19 October 2012

The University of Queensland has set its sights on becoming the university of choice in Australia for women in engineering, with a major industry partnership announced today.

The partnership between the University, Rio Tinto, the Australian Power Institute (API), and the Australian Petroleum and Exploration Association (APPEA) will address the shortage of female students enrolling in engineering programs at UQ through the creation of a unique position dedicated to improving this gender imbalance.

UQ Faculty of Engineering, Architecture and Information Technology Executive Dean Professor Graham Schaffer said both the University and the engineering profession will greatly benefit from a more equitable gender balance of qualified engineers.

“Quality is enhanced by diversity.

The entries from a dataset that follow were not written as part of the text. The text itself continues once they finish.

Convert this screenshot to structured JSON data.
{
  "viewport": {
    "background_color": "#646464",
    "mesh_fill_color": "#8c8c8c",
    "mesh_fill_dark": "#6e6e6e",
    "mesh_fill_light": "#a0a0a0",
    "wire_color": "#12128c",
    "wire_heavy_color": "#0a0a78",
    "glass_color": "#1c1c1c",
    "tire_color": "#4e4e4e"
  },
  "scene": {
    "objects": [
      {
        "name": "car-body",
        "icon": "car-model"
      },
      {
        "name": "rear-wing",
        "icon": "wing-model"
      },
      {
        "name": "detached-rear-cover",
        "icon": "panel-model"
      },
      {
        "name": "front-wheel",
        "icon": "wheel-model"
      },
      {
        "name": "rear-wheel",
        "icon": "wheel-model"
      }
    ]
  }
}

At UQ, we are proud to be working towards a more equitable balance of male and female engineers, which will greatly benefit the University and the engineering profession,” Professor Schaffer said.

Rio Tinto, API, and APPEA are leaders within the engineering industry, and have each invested $250,000 over five years, providing UQ with the financial support needed to increase female enrolments.

APPEA Chief Operating Officer Eastern Region, Rick Wilkinson, said the proportion of degree qualified female engineers in the Australian labour force last year, was just 12.7 per cent.

“That figure needs to rise. Female engineers are an essential part of any technical team if it is to have the full depth required to compete in today’s globally competitive markets,” said Mr Wilkinson.

Currently, the national average for female students commencing study within engineering is 12-14%.

In comparison, 19-20% of the first year engineering cohort at UQ are female.

“Although UQ is already above the national average for undergraduate female engineering enrolments, we know that we are not at world’s best practice and that there is still much to be done,” Professor Schaffer said.

“Our data shows that female students, on average, have higher retention rates once they have commenced their engineering degrees in comparison to their male peers.”

“The challenge we face as an educational institution is therefore the recruitment of women into engineering programs, not retention.”

Chief Executive Officer of API, Michael Griffin said the partnership with UQ will provide the ‘best practice model’ for other universities, both nationally and internationally, to follow.

“UQ is leading the way in ensuring that a previously untapped resource is realised to its full potential,” Mr Griffin said.

“The University will share its processes and resources developed through this program with other universities, in order to promote engineering to young females, with the objective of increasing the proportion of women in engineering on a national basis.”

Already receiving state and national accolades for their recruitment approach towards women in engineering, Rio Tinto have furthered their commitment through this partnership.

Rio Tinto Energy Vice President Human Resources, Rosemary Fagen, said diversity and inclusion were great attributes to pursue in any organisation.

“Rio Tinto has a global target to increase the number of female professional engineers across the Group,” Ms Fagen said.

“We look forward to seeing improvement in the gender balance of qualified engineers as a result of this initiative with UQ,” she said.

UQ are currently seeking applicants for the Women in Engineering Development and Communications Manager position, focusing on recruiting, supporting and recognising women in engineering.

For further information, please view the position description here.

Media: Trent Leggatt (3346 9976 or t.leggatt@uq.edu.au.